Experienced helicopter pilots who worked during those heady times still however work in Fiordland, ferrying tourists around, conducting search and rescue operations, and also continuing to recover deer. It is still a common sight to see a helicopter flying over Lake Te Anau with a deer swinging underneath.
The mighty wapiti
There is also a region of Fiordland populated by wapiti (otherwise known as elk) that were imported from the USA, released, and survived. This is the only free range herd of Wapiti outside northern america. These are among the largest deer in the world, some with massive antlers, so are prized trophies for hunters' walls.
There is an annual ballot to assign wapiti "blocks" (areas of land) to hunters during the most popular hunting season, known as the "roar". This is when the male wapiti call out out their sexual intentions to females, in weird high pitched cries similar to a bugle, making it easier to locate them.
For more information, go to the Fiordland Wapiti Foundation site.
During the "roar", hunting of red deer is also popular throughout Fiordland; deer are just as noisy as wapiti at this time, but the noise they make is more of a manly, deep-pitched, groan of anticipation. Hunting a deer in the wild is one thing; getting it home is another, causing an entirely different kind of groaning. It's a heavy, smelly business.
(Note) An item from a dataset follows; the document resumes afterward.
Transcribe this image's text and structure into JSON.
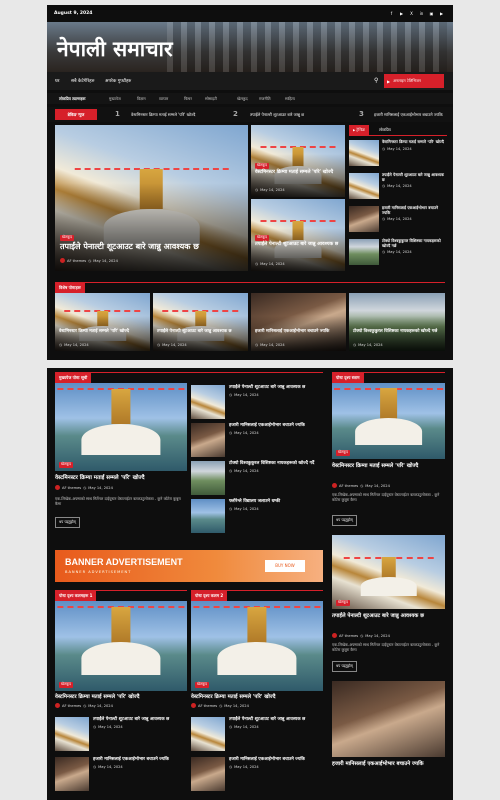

Outside the national park there are additional deer hunting opportunities in other wild places nearby, including fallow deer hunting.
Hang out with our hunters
To find out more about hunting in Fiordland National Park and nearby, come to Te Anau and visit Fiordland Frontier, the gun and supplies shop in Te Anau, situated near the cinema, where you can hang out with hunters and have a yarn. Alternatively browse the fantastic information boards in the Wapiti Bakery and Cafe next door, which explain the history of hunting in Fiordland.